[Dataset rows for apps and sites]
******************************

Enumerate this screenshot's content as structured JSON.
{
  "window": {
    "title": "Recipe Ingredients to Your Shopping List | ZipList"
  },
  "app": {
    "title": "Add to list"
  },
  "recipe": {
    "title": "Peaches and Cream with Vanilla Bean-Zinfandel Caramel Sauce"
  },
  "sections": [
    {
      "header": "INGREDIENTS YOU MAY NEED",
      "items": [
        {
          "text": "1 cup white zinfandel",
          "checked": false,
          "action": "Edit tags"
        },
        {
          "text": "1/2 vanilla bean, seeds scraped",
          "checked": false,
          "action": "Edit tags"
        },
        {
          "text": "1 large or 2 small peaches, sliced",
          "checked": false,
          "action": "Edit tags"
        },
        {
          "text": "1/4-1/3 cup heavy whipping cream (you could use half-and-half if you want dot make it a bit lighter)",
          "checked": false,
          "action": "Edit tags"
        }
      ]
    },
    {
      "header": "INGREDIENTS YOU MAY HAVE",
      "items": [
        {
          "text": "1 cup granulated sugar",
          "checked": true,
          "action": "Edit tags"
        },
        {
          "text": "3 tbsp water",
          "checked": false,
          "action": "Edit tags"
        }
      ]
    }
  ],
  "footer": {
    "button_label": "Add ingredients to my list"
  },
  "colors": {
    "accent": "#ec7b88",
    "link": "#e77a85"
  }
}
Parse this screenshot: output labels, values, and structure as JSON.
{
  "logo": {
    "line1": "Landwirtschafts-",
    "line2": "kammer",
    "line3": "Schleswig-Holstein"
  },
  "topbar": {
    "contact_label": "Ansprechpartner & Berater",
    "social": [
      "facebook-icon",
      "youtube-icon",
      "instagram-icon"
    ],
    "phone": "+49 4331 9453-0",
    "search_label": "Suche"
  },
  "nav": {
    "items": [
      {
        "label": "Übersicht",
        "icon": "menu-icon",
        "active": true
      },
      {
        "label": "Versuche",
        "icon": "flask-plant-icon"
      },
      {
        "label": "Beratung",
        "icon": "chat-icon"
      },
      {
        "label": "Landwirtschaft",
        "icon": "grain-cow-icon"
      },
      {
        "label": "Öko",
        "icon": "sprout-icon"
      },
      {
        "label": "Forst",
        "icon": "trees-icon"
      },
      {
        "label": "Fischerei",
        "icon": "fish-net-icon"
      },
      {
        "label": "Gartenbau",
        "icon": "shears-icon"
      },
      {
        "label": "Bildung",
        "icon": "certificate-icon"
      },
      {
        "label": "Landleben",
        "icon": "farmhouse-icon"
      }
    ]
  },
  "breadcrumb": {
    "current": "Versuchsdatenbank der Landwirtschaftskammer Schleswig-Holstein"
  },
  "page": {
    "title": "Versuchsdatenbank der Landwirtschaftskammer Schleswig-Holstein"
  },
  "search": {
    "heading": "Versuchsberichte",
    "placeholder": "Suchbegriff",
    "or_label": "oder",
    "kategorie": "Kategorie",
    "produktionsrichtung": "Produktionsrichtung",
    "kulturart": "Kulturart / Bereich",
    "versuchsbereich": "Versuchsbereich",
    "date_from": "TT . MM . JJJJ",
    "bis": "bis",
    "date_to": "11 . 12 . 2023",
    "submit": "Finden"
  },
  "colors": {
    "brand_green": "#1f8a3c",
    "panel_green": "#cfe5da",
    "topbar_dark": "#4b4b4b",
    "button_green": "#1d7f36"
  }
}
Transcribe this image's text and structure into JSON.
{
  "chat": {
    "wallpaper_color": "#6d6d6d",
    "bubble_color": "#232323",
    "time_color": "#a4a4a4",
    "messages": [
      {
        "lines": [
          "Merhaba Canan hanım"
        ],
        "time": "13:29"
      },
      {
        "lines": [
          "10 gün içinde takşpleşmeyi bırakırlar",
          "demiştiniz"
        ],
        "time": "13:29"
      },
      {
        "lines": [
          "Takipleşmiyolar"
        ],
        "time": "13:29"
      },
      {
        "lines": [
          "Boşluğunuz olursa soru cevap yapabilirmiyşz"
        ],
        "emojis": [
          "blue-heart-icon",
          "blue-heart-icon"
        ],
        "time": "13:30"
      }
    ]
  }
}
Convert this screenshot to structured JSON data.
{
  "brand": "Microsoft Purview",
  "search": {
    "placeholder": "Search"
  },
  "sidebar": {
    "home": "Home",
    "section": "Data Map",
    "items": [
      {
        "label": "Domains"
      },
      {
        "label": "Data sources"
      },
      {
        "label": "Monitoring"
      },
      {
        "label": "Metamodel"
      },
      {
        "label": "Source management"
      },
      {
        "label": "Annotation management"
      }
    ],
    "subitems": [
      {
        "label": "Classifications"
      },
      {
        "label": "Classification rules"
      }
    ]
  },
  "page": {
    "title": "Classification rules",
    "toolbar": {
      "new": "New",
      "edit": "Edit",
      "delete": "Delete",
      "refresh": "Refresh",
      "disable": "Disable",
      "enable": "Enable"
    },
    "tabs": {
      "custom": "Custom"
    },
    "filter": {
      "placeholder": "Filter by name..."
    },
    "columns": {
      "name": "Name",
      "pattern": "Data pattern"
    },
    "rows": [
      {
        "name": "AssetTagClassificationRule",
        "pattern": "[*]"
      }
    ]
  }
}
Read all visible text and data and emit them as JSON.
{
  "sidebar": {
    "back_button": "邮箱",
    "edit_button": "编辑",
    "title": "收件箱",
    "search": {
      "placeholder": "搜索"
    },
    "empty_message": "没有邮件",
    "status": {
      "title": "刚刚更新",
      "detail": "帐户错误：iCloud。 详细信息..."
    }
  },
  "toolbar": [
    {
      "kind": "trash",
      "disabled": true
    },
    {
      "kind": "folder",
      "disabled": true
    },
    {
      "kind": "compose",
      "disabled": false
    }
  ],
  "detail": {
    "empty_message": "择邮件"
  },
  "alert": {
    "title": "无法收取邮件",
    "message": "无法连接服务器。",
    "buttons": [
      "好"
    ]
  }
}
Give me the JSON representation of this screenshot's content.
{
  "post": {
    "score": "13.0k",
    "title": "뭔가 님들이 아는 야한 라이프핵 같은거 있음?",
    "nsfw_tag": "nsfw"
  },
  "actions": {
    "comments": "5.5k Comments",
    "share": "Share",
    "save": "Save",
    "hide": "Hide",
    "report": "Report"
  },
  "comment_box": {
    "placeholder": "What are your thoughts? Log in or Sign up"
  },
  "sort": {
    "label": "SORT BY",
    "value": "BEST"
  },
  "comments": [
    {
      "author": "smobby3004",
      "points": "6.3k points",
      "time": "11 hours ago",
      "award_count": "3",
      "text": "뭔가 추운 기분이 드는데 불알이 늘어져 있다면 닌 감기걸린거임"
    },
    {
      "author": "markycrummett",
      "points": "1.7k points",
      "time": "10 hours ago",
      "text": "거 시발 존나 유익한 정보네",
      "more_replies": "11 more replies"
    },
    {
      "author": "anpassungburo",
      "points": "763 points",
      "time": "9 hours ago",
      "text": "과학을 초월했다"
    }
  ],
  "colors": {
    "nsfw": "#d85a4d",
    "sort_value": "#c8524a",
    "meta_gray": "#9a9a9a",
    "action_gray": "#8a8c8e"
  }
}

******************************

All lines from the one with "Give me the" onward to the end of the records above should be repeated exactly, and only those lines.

Give me the JSON representation of this screenshot's content.
{
  "post": {
    "score": "13.0k",
    "title": "뭔가 님들이 아는 야한 라이프핵 같은거 있음?",
    "nsfw_tag": "nsfw"
  },
  "actions": {
    "comments": "5.5k Comments",
    "share": "Share",
    "save": "Save",
    "hide": "Hide",
    "report": "Report"
  },
  "comment_box": {
    "placeholder": "What are your thoughts? Log in or Sign up"
  },
  "sort": {
    "label": "SORT BY",
    "value": "BEST"
  },
  "comments": [
    {
      "author": "smobby3004",
      "points": "6.3k points",
      "time": "11 hours ago",
      "award_count": "3",
      "text": "뭔가 추운 기분이 드는데 불알이 늘어져 있다면 닌 감기걸린거임"
    },
    {
      "author": "markycrummett",
      "points": "1.7k points",
      "time": "10 hours ago",
      "text": "거 시발 존나 유익한 정보네",
      "more_replies": "11 more replies"
    },
    {
      "author": "anpassungburo",
      "points": "763 points",
      "time": "9 hours ago",
      "text": "과학을 초월했다"
    }
  ],
  "colors": {
    "nsfw": "#d85a4d",
    "sort_value": "#c8524a",
    "meta_gray": "#9a9a9a",
    "action_gray": "#8a8c8e"
  }
}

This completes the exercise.